This time I think President Obama got it wrong. I understand why he made the compromise he did—to avoid a religious-inflamed political battle. But I wished he hadn’t taken the road of compromise. In doing so, he’s done a disservice to women’s right to choose what happens to our bodies.
Right now, it feels like 1972 before the advent of Roe v. Wade. This ruling by the Supreme Court overturned a Texas interpretation of abortion law and made abortions legal for women. But at the heart of Roe v. Wade was women’s right to choose what happens to their bodies as backed by the due process clause of the Fourteenth Amendment, which prohibits government from enacting laws that infringe upon a person’s right to the pursuit of life, liberty and property. “No State shall make or enforce any law which shall abridge the privileges or immunities of citizens of the United States; nor shall any State deprive any person of life, liberty, or property, without due process of law; nor deny to any person within its jurisdiction the equal protection of the laws.”
Recent scientific advances give us renewed hope that an end to the AIDS epidemic is within our reach, but we cannot allow ourselves to lose our sense of urgency in addressing the heavy burden of HIV/AIDS among Black Americans. National Black HIV/AIDS Awareness Day reminds us that though we have come a long way over the past 30 years, we have so much left to achieve, and the XIX International AIDS Conference (AIDS 2012) – to be held in Washington, D.C. from July 22-27 – will be an opportunity to re-focus the agenda on the U.S., particularly among hard-hit communities, including Black Americans.
A pilot program designed to increase fruit and vegetable intake among elementary school students is being put to the test by Saint Paul Public Schools and HealthPartners.
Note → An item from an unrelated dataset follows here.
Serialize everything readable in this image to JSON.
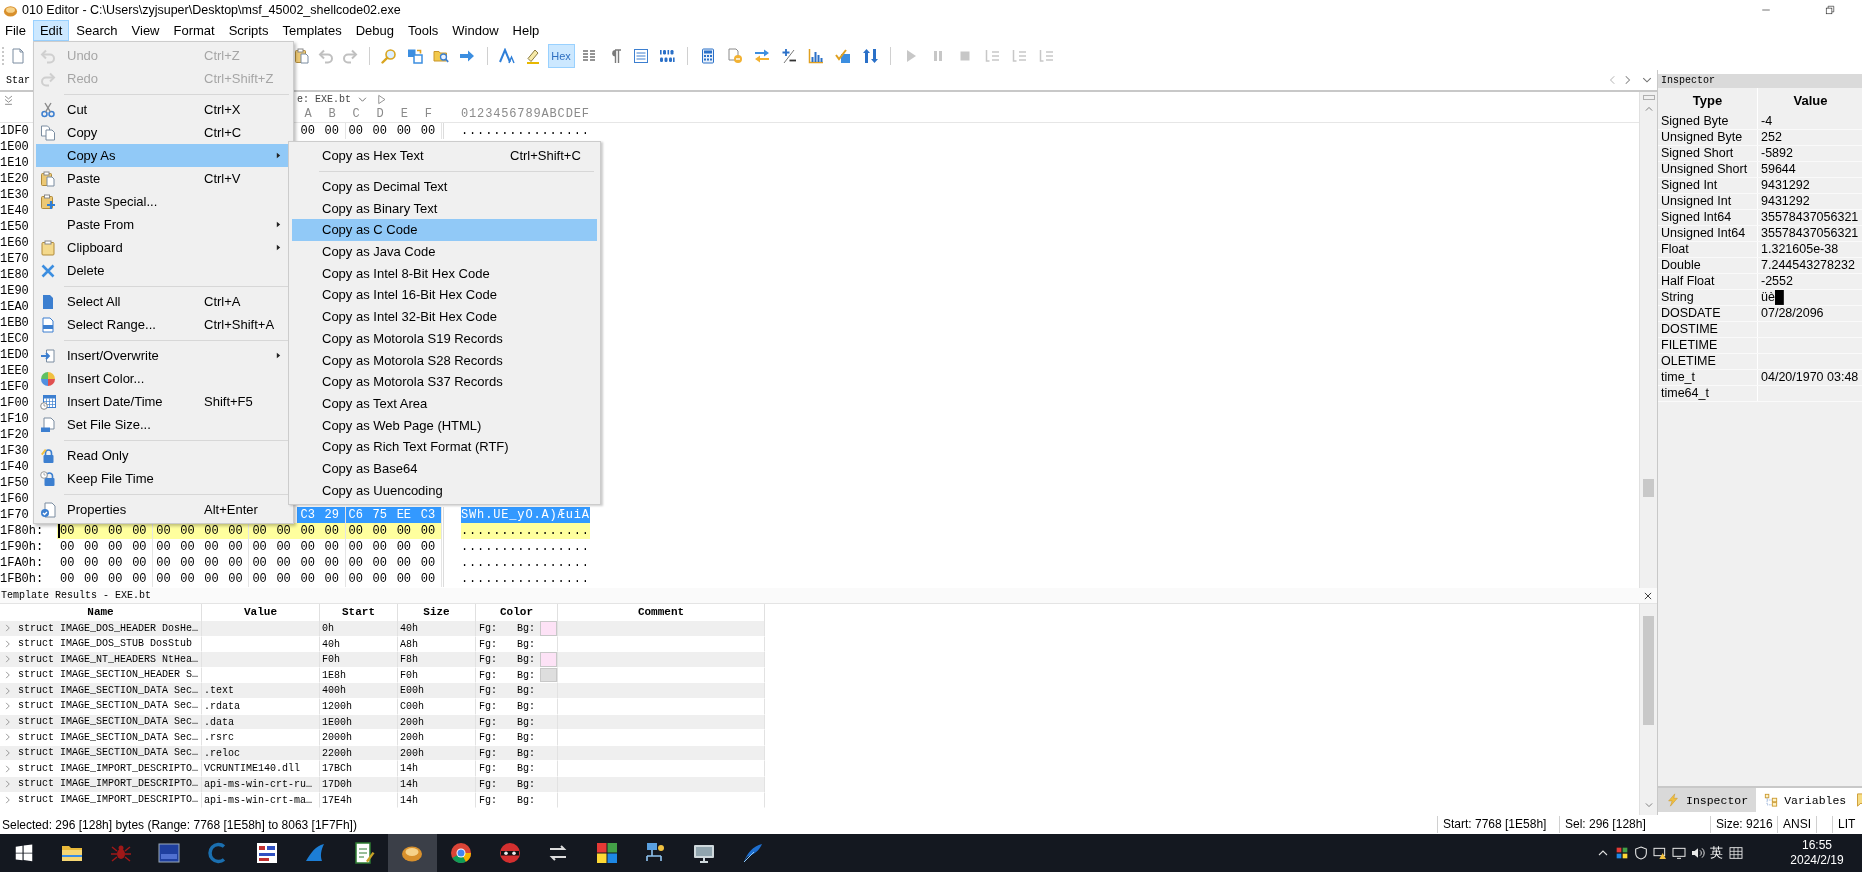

Approximately 7,500 students in 21 schools are participating in the program including nine Saint Paul Public Schools.
"Research shows that habits established in elementary school often last a lifetime, so this is a great opportunity to help reverse the obesity epidemic in our community and our nation," says Valeria Silva, Saint Paul Public School Superintendent.